A central question, as it turns out, in Mamet’s 80-minute, one-act drama, now receiving its East Coast premiere in a Great Barrington Public Theater production directed by Jim Frangione.

“Communion” embeds an inquiry into the nature of evil and the essence of the human soul within the framework of a story about a horrific murder. Or, rather, vice versa — an approach that makes “Communion” more theoretical exercise than play.

That has too often been the case with Mamet in the past decade. Indisputably one of the most important dramatists of his generation, he has seemed to lose interest in communicating with audiences, turning out opaque dramas like “China Doll” (which starred Al Pacino on Broadway in 2015) and “The Anarchist” (which featured Patti LuPone and Debra Winger and closed after two weeks on Broadway in 2012).

While “Communion” works better than both of those tedious plays, it’s still a work that is more interesting to think about than to experience.


Some of the ideas in “Communion” are provocative, even profound, but they would be more compelling if they were more fully harnessed to character. Investing in story would add momentum and a dramatic shape that would make “Communion” feel less like a symposium on theology, philosophy, and personal ethics (with a breakout session on political correctness).

Keira Naughton partly breaks through the play’s abstraction with a chilling lead performance as Joan, a wealthy woman and devout Catholic whose son has been accused of the rape and murder of a classmate.

There’s no suggestion in “Communion” that the boy is innocent, and Joan clearly views questions of guilt or innocence as beside the point. The mother is simply determined to get an acquittal for her son (unseen in the play), and if that means smearing the dead girl’s character, Joan is fully prepared to take that step, to the horror of her husband, Alan (David Adkins).


The victim was Jewish, and Joan has no compunction about expressing her antisemitic bigotry in the most crude and vile terms. As for her ruthless amorality, Joan frames it as a “practical’' approach to the situation. “Does that make me a monster?’’ she says. “I couldn’t care less.’’

Not once but twice, Joan tells a defense attorney (played by Boston favorite Will LeBow) that she wants done “whatever it costs” to get her son freed. When the lawyer expresses the faintest trace of tactical indecision, Joan immediately fires him. She also expects her parish priest (Nathan Hinton) to unquestioningly do her bidding, up to and including lying on the witness stand, as repayment for the family’s hefty financial contributions to the church.

We first hear of the murder via the quintessential Mamet tableau: Two weary middle-aged guys sitting at a table, with one doing most of the talking. Their conversation contains some of the reliable pleasures of Mamet-ese, that cryptic, pungent, clipped yet digressive style of discourse he perfected in classics like “American Buffalo” and “Glengarry Glen Ross.” His influence can be detected today in the plays of Stephen Adly Guirgis and Neil LaBute and the TV series of David Simon.

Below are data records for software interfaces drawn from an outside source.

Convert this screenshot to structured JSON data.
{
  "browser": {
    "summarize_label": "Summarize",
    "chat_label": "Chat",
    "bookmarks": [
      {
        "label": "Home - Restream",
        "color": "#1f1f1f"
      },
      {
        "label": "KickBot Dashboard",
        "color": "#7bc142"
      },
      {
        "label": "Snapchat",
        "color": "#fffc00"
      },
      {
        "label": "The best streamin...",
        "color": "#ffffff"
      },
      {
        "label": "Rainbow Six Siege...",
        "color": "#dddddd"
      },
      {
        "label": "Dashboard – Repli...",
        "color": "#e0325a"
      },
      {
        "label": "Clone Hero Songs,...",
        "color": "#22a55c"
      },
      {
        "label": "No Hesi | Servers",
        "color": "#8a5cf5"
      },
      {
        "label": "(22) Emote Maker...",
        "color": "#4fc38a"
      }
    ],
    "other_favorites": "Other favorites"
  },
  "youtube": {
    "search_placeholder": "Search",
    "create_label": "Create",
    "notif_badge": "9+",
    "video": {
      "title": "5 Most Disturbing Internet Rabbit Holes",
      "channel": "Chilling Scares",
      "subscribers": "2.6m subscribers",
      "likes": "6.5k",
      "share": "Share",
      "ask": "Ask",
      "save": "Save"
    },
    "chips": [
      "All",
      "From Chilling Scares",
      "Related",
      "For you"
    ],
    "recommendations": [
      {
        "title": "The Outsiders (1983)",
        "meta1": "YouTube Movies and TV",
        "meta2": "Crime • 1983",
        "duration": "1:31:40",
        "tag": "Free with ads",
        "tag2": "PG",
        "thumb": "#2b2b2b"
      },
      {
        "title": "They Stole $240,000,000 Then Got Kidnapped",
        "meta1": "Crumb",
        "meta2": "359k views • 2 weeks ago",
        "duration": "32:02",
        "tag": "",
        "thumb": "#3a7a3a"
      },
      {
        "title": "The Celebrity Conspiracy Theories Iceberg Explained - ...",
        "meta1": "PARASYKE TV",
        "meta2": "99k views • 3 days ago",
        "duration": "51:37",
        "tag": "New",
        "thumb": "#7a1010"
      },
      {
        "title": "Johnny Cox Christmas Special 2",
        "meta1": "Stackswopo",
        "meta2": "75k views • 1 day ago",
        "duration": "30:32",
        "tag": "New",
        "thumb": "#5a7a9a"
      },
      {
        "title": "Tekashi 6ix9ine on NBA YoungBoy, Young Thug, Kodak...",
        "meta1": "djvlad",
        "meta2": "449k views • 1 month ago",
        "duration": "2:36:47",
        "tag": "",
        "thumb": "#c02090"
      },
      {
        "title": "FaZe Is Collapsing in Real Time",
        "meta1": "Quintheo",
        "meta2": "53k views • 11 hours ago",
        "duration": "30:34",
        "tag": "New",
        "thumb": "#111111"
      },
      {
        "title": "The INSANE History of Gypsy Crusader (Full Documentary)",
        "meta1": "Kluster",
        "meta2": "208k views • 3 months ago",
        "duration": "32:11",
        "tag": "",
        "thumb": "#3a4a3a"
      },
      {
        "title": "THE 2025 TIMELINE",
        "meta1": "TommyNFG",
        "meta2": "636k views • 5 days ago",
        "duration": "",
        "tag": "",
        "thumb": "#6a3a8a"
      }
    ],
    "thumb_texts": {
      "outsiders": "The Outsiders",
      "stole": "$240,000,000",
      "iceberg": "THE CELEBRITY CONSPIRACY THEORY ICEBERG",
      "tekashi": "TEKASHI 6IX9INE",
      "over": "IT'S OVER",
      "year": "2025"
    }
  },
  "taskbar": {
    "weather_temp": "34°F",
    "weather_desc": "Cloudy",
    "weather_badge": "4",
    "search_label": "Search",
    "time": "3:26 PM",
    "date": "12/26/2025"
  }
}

As Hollis (Kevin O’Rourke) delivers a quasi-monologue to fellow detective Burke (Mark “Monk” Schane-Lydon) about the case — and about the suicide of their partner who arrived on the scene and was severely traumatized by what he saw — Hollis gives voice to Mamet’s ink-dark view of human nature. The detective is convinced the family’s wealth will enable the boy to get away with murder.


Ultimately, the outcome is more complicated than that. When Joan has a climactic encounter with a mysterious and Mephistophelean figure named Mrs. Charles (Diane Prusha), we learn just how literally the mother meant it when she said “whatever it costs.”


Play by David Mamet. Directed by Jim Frangione. Presented by Great Barrington Public Theater. At McConnell Theater, Daniel Arts Center, Bard College at Simon’s Rock, Great Barrington. Through Aug. 8. Tickets $30-$40. 413-707-2901, www.GreatBarringtonPublicTheater.org

Don Aucoin can be reached at donald.aucoin@globe.com. Follow him on Twitter @GlobeAucoin.